→ Exercise:
Output the records that follow, keeping every line exactly as it is.

→ Listed entries:
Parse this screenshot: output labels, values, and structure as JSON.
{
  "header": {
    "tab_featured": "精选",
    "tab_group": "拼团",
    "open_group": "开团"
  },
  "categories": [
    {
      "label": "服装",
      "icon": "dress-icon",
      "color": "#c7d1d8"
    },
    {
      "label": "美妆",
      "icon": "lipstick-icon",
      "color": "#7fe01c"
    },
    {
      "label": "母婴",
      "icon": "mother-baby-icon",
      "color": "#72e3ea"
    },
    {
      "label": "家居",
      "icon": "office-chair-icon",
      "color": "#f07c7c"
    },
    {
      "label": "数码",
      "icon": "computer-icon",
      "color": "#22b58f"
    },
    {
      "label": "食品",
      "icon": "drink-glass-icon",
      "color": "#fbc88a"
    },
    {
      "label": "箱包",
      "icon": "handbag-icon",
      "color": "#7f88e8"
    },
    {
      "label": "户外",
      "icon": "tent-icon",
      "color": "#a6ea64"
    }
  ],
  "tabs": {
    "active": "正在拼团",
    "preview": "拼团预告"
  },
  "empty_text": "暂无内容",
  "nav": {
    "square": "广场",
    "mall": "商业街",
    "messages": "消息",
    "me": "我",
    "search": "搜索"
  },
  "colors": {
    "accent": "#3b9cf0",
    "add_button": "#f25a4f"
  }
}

→ Solution to this exercise:
Parse this screenshot: output labels, values, and structure as JSON.
{
  "header": {
    "tab_featured": "精选",
    "tab_group": "拼团",
    "open_group": "开团"
  },
  "categories": [
    {
      "label": "服装",
      "icon": "dress-icon",
      "color": "#c7d1d8"
    },
    {
      "label": "美妆",
      "icon": "lipstick-icon",
      "color": "#7fe01c"
    },
    {
      "label": "母婴",
      "icon": "mother-baby-icon",
      "color": "#72e3ea"
    },
    {
      "label": "家居",
      "icon": "office-chair-icon",
      "color": "#f07c7c"
    },
    {
      "label": "数码",
      "icon": "computer-icon",
      "color": "#22b58f"
    },
    {
      "label": "食品",
      "icon": "drink-glass-icon",
      "color": "#fbc88a"
    },
    {
      "label": "箱包",
      "icon": "handbag-icon",
      "color": "#7f88e8"
    },
    {
      "label": "户外",
      "icon": "tent-icon",
      "color": "#a6ea64"
    }
  ],
  "tabs": {
    "active": "正在拼团",
    "preview": "拼团预告"
  },
  "empty_text": "暂无内容",
  "nav": {
    "square": "广场",
    "mall": "商业街",
    "messages": "消息",
    "me": "我",
    "search": "搜索"
  },
  "colors": {
    "accent": "#3b9cf0",
    "add_button": "#f25a4f"
  }
}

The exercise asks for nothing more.